YOUR TASK> This exercise calls for all the entries that follow to be set down exactly, without their images.

*** Block opens ***

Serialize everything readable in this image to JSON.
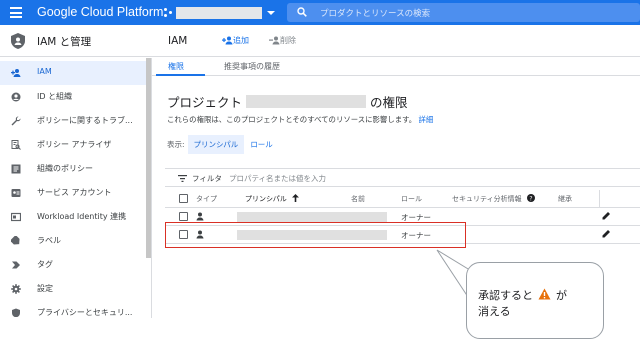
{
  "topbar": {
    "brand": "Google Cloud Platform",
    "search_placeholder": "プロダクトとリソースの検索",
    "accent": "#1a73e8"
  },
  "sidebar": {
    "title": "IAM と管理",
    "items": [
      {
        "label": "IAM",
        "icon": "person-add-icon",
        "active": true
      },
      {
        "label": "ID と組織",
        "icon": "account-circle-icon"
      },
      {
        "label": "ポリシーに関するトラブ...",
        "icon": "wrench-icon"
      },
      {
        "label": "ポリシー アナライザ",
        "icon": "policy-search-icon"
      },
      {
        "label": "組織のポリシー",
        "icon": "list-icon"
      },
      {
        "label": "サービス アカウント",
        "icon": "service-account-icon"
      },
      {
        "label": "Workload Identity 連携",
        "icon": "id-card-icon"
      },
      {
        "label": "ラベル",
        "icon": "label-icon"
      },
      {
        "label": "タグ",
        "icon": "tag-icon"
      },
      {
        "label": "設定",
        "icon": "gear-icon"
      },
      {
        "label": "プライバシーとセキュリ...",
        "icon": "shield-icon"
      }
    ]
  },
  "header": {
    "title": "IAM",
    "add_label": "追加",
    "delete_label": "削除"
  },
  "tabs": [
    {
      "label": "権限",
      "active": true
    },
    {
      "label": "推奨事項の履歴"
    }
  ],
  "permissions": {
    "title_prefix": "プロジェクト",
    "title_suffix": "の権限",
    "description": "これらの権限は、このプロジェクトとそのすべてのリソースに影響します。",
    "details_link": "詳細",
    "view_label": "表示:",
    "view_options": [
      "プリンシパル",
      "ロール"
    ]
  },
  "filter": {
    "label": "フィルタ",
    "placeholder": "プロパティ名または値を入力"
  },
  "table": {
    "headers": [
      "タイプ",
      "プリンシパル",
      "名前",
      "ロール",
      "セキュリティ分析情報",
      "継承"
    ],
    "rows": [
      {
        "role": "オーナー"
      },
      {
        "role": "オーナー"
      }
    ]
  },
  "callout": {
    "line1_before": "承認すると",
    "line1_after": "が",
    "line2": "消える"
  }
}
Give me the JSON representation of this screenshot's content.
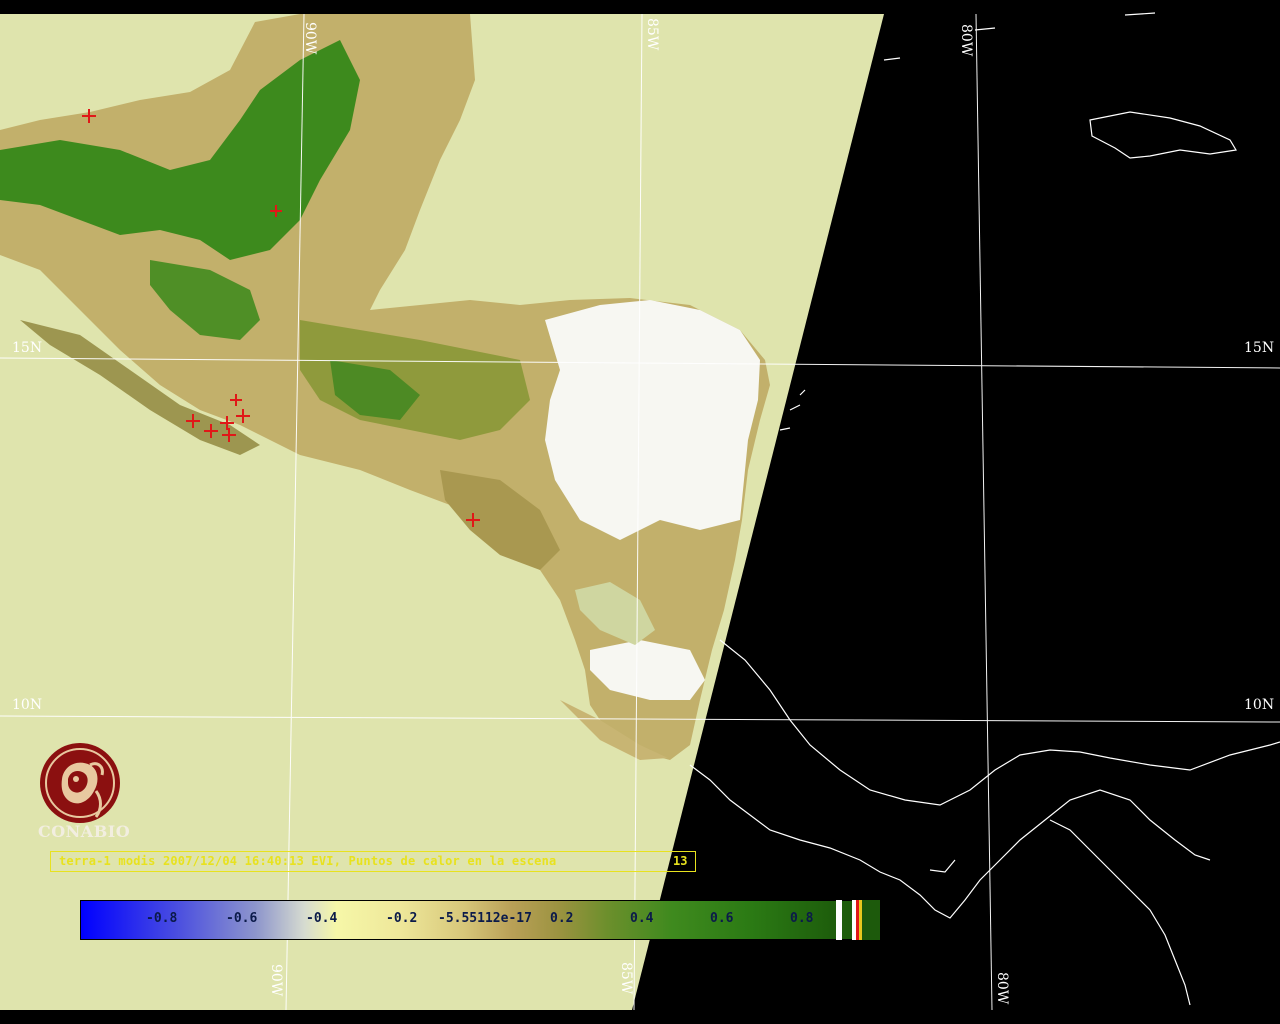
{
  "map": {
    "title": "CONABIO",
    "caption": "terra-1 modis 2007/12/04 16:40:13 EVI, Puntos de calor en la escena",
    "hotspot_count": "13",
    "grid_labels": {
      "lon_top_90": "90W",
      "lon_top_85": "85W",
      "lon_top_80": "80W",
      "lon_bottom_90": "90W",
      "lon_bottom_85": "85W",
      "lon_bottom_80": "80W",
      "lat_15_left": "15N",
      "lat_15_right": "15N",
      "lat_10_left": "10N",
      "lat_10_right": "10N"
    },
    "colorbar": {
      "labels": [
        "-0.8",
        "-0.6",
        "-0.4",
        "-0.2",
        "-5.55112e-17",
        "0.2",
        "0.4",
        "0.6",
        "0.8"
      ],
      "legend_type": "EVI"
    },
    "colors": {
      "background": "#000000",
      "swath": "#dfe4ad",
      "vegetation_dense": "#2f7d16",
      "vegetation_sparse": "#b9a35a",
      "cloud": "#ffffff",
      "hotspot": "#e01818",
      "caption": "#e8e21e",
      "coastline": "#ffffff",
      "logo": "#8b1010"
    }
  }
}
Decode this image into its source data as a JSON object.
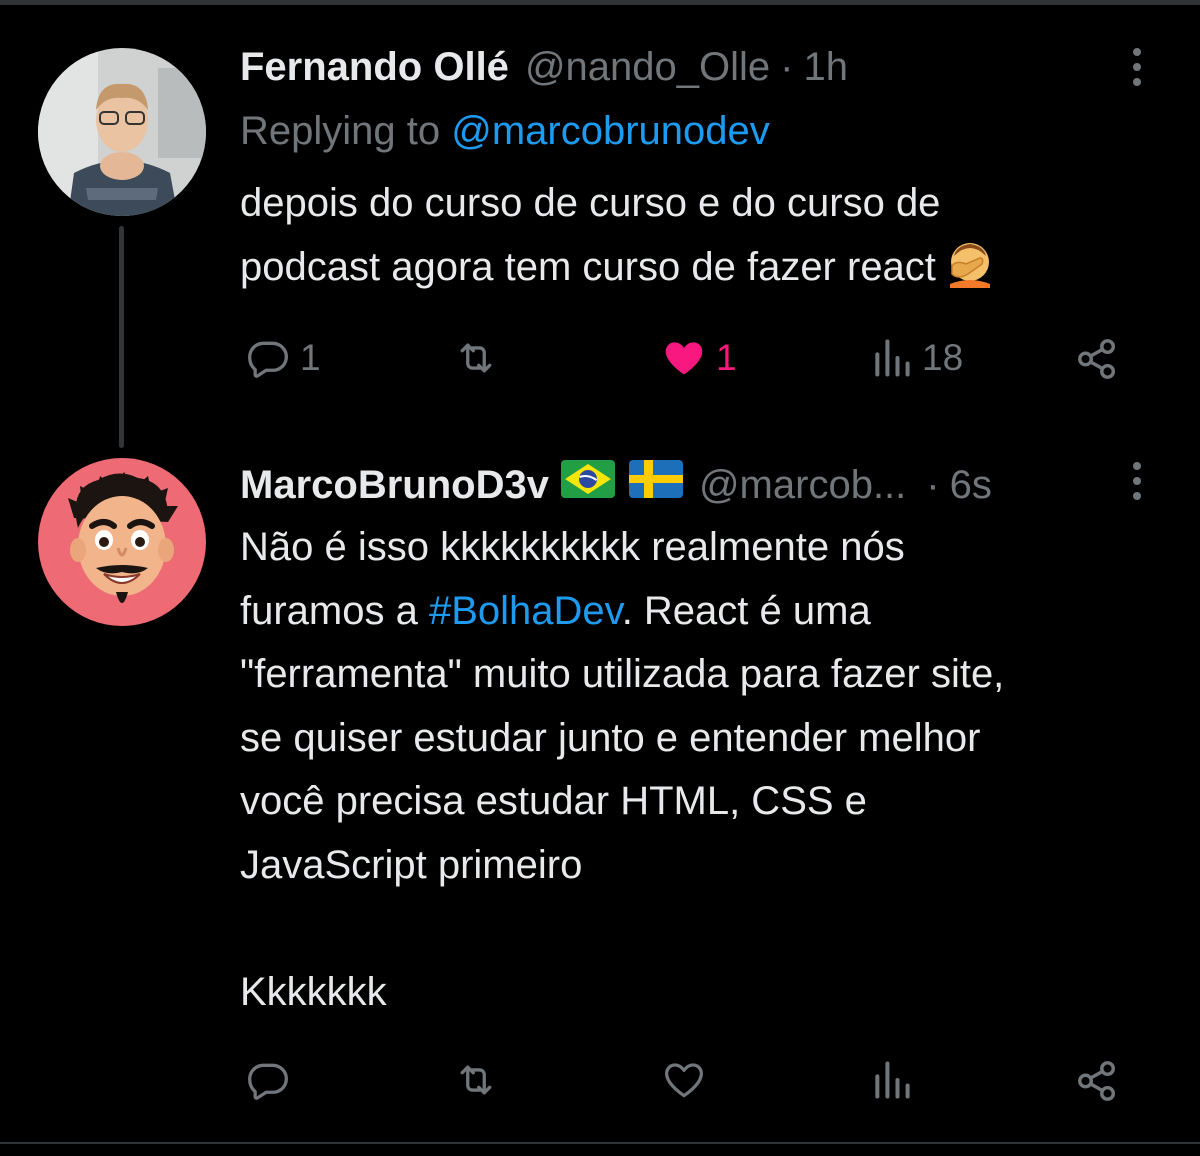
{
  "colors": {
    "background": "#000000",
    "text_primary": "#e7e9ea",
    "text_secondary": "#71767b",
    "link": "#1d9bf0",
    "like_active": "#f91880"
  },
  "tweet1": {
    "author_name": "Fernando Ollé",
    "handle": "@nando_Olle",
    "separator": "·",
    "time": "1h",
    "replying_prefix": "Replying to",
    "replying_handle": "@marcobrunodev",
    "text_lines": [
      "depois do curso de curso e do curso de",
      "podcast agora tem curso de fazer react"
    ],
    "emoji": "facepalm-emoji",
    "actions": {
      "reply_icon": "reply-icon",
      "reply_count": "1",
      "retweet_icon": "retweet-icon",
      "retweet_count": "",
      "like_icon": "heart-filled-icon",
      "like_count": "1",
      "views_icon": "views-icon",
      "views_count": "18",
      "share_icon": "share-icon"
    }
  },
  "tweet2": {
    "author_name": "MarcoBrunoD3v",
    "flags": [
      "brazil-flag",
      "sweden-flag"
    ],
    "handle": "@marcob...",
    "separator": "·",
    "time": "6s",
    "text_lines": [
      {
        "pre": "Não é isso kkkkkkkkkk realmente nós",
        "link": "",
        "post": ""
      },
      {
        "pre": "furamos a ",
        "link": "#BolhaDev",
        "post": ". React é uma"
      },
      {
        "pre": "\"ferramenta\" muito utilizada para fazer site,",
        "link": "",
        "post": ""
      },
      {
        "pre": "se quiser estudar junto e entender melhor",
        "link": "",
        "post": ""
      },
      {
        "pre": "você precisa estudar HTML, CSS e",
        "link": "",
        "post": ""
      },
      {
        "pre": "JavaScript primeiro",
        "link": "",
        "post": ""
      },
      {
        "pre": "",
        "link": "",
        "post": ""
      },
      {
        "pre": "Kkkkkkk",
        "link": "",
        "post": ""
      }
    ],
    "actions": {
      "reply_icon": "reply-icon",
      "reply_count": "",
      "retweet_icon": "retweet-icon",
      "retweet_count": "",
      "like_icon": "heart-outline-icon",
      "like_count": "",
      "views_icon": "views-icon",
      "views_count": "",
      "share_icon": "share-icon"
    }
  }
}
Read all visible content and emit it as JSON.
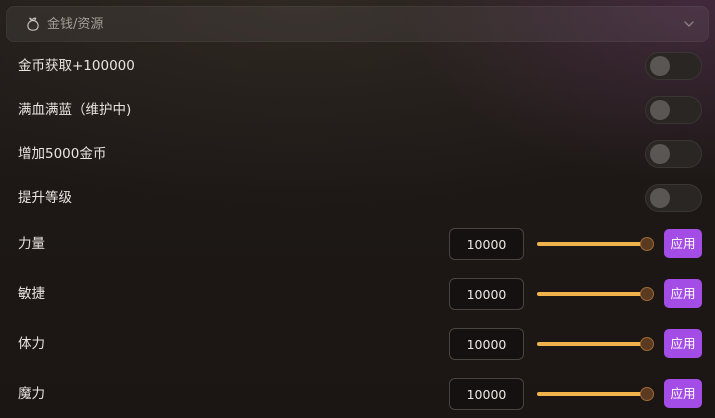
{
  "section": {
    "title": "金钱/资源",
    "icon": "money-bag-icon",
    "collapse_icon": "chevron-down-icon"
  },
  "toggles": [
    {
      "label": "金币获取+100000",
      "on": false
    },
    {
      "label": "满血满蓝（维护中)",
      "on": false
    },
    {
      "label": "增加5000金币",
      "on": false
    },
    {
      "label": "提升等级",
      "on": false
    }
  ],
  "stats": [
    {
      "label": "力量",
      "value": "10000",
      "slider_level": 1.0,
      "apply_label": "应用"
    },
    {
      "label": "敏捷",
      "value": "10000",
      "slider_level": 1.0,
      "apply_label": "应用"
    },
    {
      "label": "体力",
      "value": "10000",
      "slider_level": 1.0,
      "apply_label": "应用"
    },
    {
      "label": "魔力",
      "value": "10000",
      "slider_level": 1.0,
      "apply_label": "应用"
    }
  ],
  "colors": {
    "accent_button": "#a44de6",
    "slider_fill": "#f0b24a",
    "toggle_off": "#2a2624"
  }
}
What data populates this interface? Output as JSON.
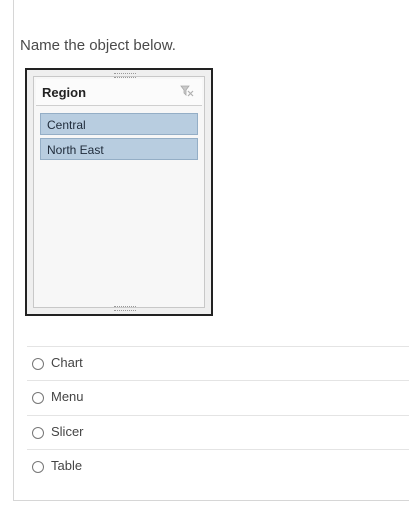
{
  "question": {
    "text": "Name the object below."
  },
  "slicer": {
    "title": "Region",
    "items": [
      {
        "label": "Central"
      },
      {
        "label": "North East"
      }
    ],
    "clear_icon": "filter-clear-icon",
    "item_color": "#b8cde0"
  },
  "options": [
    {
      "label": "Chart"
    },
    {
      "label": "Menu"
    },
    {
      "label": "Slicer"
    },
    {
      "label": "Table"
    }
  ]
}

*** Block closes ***

RESPONSE TO THIS EXERCISE>
Serialize everything readable in this image to JSON.
{
  "topbar": {
    "brand": "Google Cloud Platform",
    "search_placeholder": "プロダクトとリソースの検索",
    "accent": "#1a73e8"
  },
  "sidebar": {
    "title": "IAM と管理",
    "items": [
      {
        "label": "IAM",
        "icon": "person-add-icon",
        "active": true
      },
      {
        "label": "ID と組織",
        "icon": "account-circle-icon"
      },
      {
        "label": "ポリシーに関するトラブ...",
        "icon": "wrench-icon"
      },
      {
        "label": "ポリシー アナライザ",
        "icon": "policy-search-icon"
      },
      {
        "label": "組織のポリシー",
        "icon": "list-icon"
      },
      {
        "label": "サービス アカウント",
        "icon": "service-account-icon"
      },
      {
        "label": "Workload Identity 連携",
        "icon": "id-card-icon"
      },
      {
        "label": "ラベル",
        "icon": "label-icon"
      },
      {
        "label": "タグ",
        "icon": "tag-icon"
      },
      {
        "label": "設定",
        "icon": "gear-icon"
      },
      {
        "label": "プライバシーとセキュリ...",
        "icon": "shield-icon"
      }
    ]
  },
  "header": {
    "title": "IAM",
    "add_label": "追加",
    "delete_label": "削除"
  },
  "tabs": [
    {
      "label": "権限",
      "active": true
    },
    {
      "label": "推奨事項の履歴"
    }
  ],
  "permissions": {
    "title_prefix": "プロジェクト",
    "title_suffix": "の権限",
    "description": "これらの権限は、このプロジェクトとそのすべてのリソースに影響します。",
    "details_link": "詳細",
    "view_label": "表示:",
    "view_options": [
      "プリンシパル",
      "ロール"
    ]
  },
  "filter": {
    "label": "フィルタ",
    "placeholder": "プロパティ名または値を入力"
  },
  "table": {
    "headers": [
      "タイプ",
      "プリンシパル",
      "名前",
      "ロール",
      "セキュリティ分析情報",
      "継承"
    ],
    "rows": [
      {
        "role": "オーナー"
      },
      {
        "role": "オーナー"
      }
    ]
  },
  "callout": {
    "line1_before": "承認すると",
    "line1_after": "が",
    "line2": "消える"
  }
}
Give me the JSON representation of this screenshot's content.
{
  "map": {
    "title": "CONABIO",
    "caption": "terra-1 modis 2007/12/04 16:40:13 EVI, Puntos de calor en la escena",
    "hotspot_count": "13",
    "grid_labels": {
      "lon_top_90": "90W",
      "lon_top_85": "85W",
      "lon_top_80": "80W",
      "lon_bottom_90": "90W",
      "lon_bottom_85": "85W",
      "lon_bottom_80": "80W",
      "lat_15_left": "15N",
      "lat_15_right": "15N",
      "lat_10_left": "10N",
      "lat_10_right": "10N"
    },
    "colorbar": {
      "labels": [
        "-0.8",
        "-0.6",
        "-0.4",
        "-0.2",
        "-5.55112e-17",
        "0.2",
        "0.4",
        "0.6",
        "0.8"
      ],
      "legend_type": "EVI"
    },
    "colors": {
      "background": "#000000",
      "swath": "#dfe4ad",
      "vegetation_dense": "#2f7d16",
      "vegetation_sparse": "#b9a35a",
      "cloud": "#ffffff",
      "hotspot": "#e01818",
      "caption": "#e8e21e",
      "coastline": "#ffffff",
      "logo": "#8b1010"
    }
  }
}
Decode this image into its source data as a JSON object.
{
  "colors": {
    "background": "#000000",
    "text_primary": "#e7e9ea",
    "text_secondary": "#71767b",
    "link": "#1d9bf0",
    "like_active": "#f91880"
  },
  "tweet1": {
    "author_name": "Fernando Ollé",
    "handle": "@nando_Olle",
    "separator": "·",
    "time": "1h",
    "replying_prefix": "Replying to",
    "replying_handle": "@marcobrunodev",
    "text_lines": [
      "depois do curso de curso e do curso de",
      "podcast agora tem curso de fazer react"
    ],
    "emoji": "facepalm-emoji",
    "actions": {
      "reply_icon": "reply-icon",
      "reply_count": "1",
      "retweet_icon": "retweet-icon",
      "retweet_count": "",
      "like_icon": "heart-filled-icon",
      "like_count": "1",
      "views_icon": "views-icon",
      "views_count": "18",
      "share_icon": "share-icon"
    }
  },
  "tweet2": {
    "author_name": "MarcoBrunoD3v",
    "flags": [
      "brazil-flag",
      "sweden-flag"
    ],
    "handle": "@marcob...",
    "separator": "·",
    "time": "6s",
    "text_lines": [
      {
        "pre": "Não é isso kkkkkkkkkk realmente nós",
        "link": "",
        "post": ""
      },
      {
        "pre": "furamos a ",
        "link": "#BolhaDev",
        "post": ". React é uma"
      },
      {
        "pre": "\"ferramenta\" muito utilizada para fazer site,",
        "link": "",
        "post": ""
      },
      {
        "pre": "se quiser estudar junto e entender melhor",
        "link": "",
        "post": ""
      },
      {
        "pre": "você precisa estudar HTML, CSS e",
        "link": "",
        "post": ""
      },
      {
        "pre": "JavaScript primeiro",
        "link": "",
        "post": ""
      },
      {
        "pre": "",
        "link": "",
        "post": ""
      },
      {
        "pre": "Kkkkkkk",
        "link": "",
        "post": ""
      }
    ],
    "actions": {
      "reply_icon": "reply-icon",
      "reply_count": "",
      "retweet_icon": "retweet-icon",
      "retweet_count": "",
      "like_icon": "heart-outline-icon",
      "like_count": "",
      "views_icon": "views-icon",
      "views_count": "",
      "share_icon": "share-icon"
    }
  }
}
Read all visible content and emit it as JSON.
{
  "section": {
    "title": "金钱/资源",
    "icon": "money-bag-icon",
    "collapse_icon": "chevron-down-icon"
  },
  "toggles": [
    {
      "label": "金币获取+100000",
      "on": false
    },
    {
      "label": "满血满蓝（维护中)",
      "on": false
    },
    {
      "label": "增加5000金币",
      "on": false
    },
    {
      "label": "提升等级",
      "on": false
    }
  ],
  "stats": [
    {
      "label": "力量",
      "value": "10000",
      "slider_level": 1.0,
      "apply_label": "应用"
    },
    {
      "label": "敏捷",
      "value": "10000",
      "slider_level": 1.0,
      "apply_label": "应用"
    },
    {
      "label": "体力",
      "value": "10000",
      "slider_level": 1.0,
      "apply_label": "应用"
    },
    {
      "label": "魔力",
      "value": "10000",
      "slider_level": 1.0,
      "apply_label": "应用"
    }
  ],
  "colors": {
    "accent_button": "#a44de6",
    "slider_fill": "#f0b24a",
    "toggle_off": "#2a2624"
  }
}
What data populates this interface? Output as JSON.
{
  "question": {
    "text": "Name the object below."
  },
  "slicer": {
    "title": "Region",
    "items": [
      {
        "label": "Central"
      },
      {
        "label": "North East"
      }
    ],
    "clear_icon": "filter-clear-icon",
    "item_color": "#b8cde0"
  },
  "options": [
    {
      "label": "Chart"
    },
    {
      "label": "Menu"
    },
    {
      "label": "Slicer"
    },
    {
      "label": "Table"
    }
  ]
}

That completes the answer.